Sax’s Fish and Chips: Sax Fish and Chips has been a popular fixture in Keswick, Ontario since the 1950’s. But lately it has become a place to be with another groupspirits. When Carolyn Sax was only a little girl, Uncle Eddie used to help out there. Although he suffered from Alzheimer’s disease, a special bond grew between them. One night Carolyn saw a halo around him. He said that it was okay but the next morning he died. Years later Carolyn took over the restaurant and that is when the hauntings began. Eddie was known as a prankster so it’s no wonder that his ghost creates mostly mischief. Missing keys, doors opening and closing on their own, sounds of glass tinkling are heard where there is no glass are just a few of his pranks. One of his favorite tricks is turning on the stove burners although people have also reported things being thrown at them in the restroom. A psychic recently came and claimed that were a host of sprits moving throughout the restaurant â€“ fourteen to be precise including that of a dog and a child named Pippa. Perhaps the playful Uncle Eddie brought along a few friends.
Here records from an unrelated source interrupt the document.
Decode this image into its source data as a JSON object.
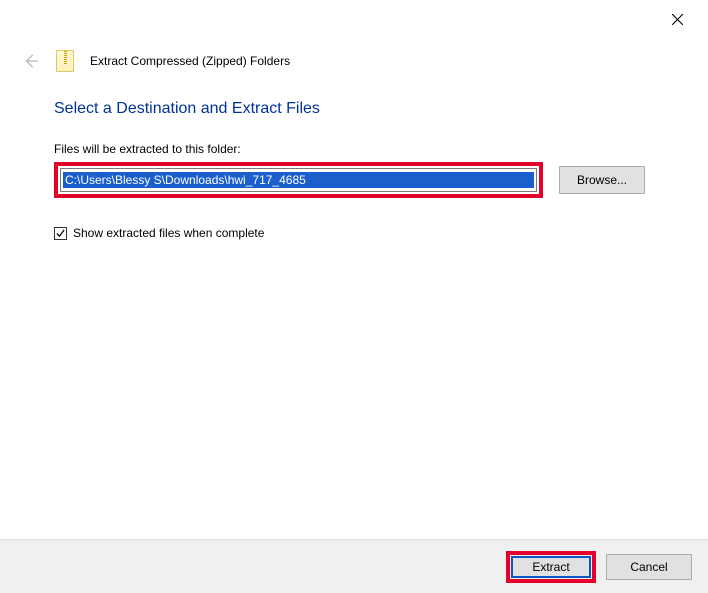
{
  "window": {
    "title": "Extract Compressed (Zipped) Folders"
  },
  "wizard": {
    "heading": "Select a Destination and Extract Files",
    "path_label": "Files will be extracted to this folder:",
    "path_value": "C:\\Users\\Blessy S\\Downloads\\hwi_717_4685",
    "browse_label": "Browse...",
    "show_files_label": "Show extracted files when complete",
    "show_files_checked": true
  },
  "actions": {
    "extract_label": "Extract",
    "cancel_label": "Cancel"
  }
}
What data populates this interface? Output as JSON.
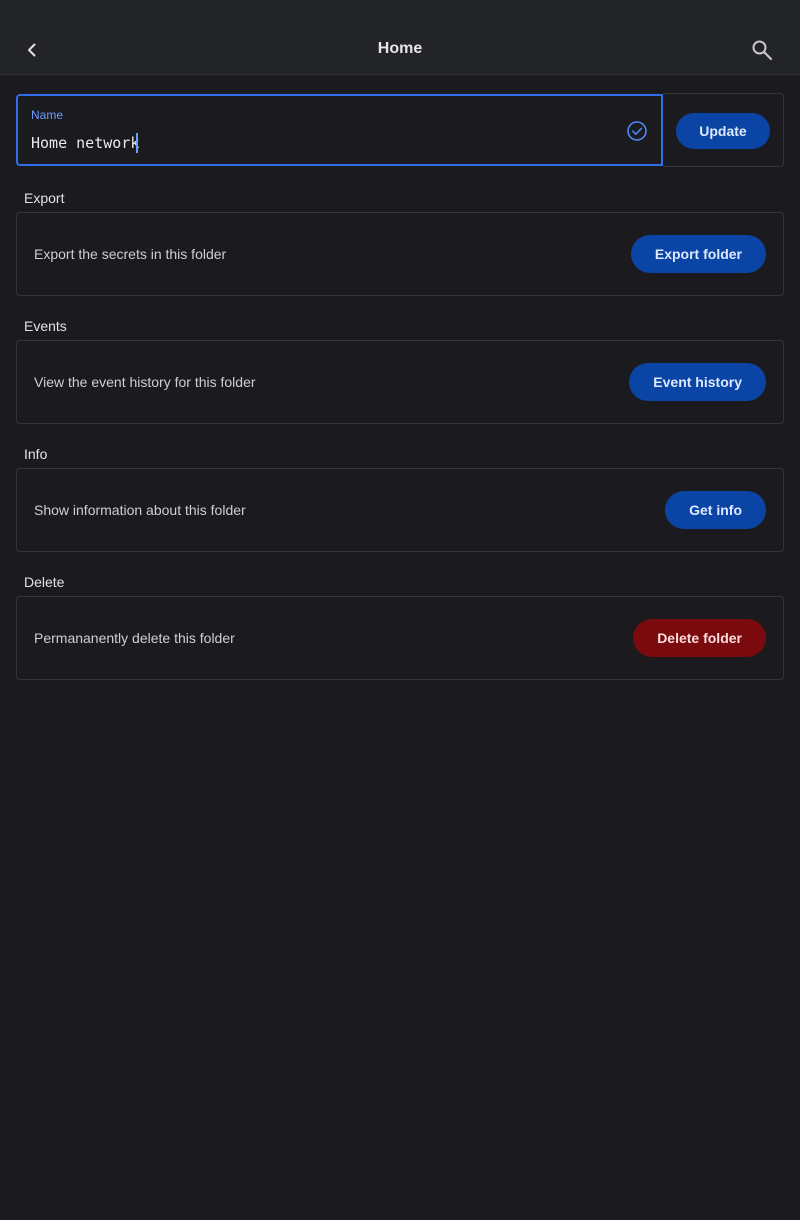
{
  "appbar": {
    "title": "Home",
    "back_icon": "chevron-left-icon",
    "search_icon": "search-icon"
  },
  "name_field": {
    "label": "Name",
    "value": "Home network",
    "status_icon": "check-circle-icon",
    "accent_color": "#2f6ee8"
  },
  "update_button": {
    "label": "Update"
  },
  "sections": {
    "export": {
      "title": "Export",
      "description": "Export the secrets in this folder",
      "button": "Export folder"
    },
    "events": {
      "title": "Events",
      "description": "View the event history for this folder",
      "button": "Event history"
    },
    "info": {
      "title": "Info",
      "description": "Show information about this folder",
      "button": "Get info"
    },
    "delete": {
      "title": "Delete",
      "description": "Permananently delete this folder",
      "button": "Delete folder"
    }
  },
  "colors": {
    "background": "#1b1b1f",
    "appbar": "#232428",
    "primary_button": "#0a45a6",
    "danger_button": "#7a0a0e"
  }
}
Memphre: From the picturesque Quebec town of Memphremagog comes the legend of a strange creature who lurks in the lake of the same name. Memphre, is alleged to be the thirty-foot cousin of the Loch Ness monster and has been sighted by locals and tourists alike. He has supposedly been tracked on sonar and apparently videotaped although no one has been able to bring forth any physical evidence of the creature. Jacques Boisvert has devoted his life to researching and proving that Memphre really does exist. He still dives everyday in hopes of sighting the creature and uncovering all the mysteries of Lake Memphremagog.
Great Lakes Vortex: Canada’s Great Lakes may be the heart of Ontario’s maritime and recreational life but they lakes are also the site of more missing ships and planes than now infamous Bermuda Triangle. The Great Lakes Vortex, as it has come to be known, is one of the greatest mysteries on earth. Eighteen ships were lost on November 11, 1913 costing 254 lives. On the exact same date in 1940 three more ships vanished. Aircraft flying overhead have inexplicably disappeared. Along with missing crafts there have been hundreds of sightings of strange lake creatures. Perhaps the most common phenomena of the area are the strange lights which have been seen over the water and the sky. Some people have referred to them as ghost ships. One of the first reported UFO sightings was by Elizabeth Simcoe, who is known as the first lady of Upper Canada. In 1791 she was traveling in the area and entered in her diary that she had observed a great light over the lakes. Days earlier a globe of fire appearing to be about the size of a 48 pound cannon ball was spotted coming from the northeast. The sheer volume of sightings, encounters and strange events make it almost impossible to dismiss and before anyone writes off the possibility, they should experience it for themselves.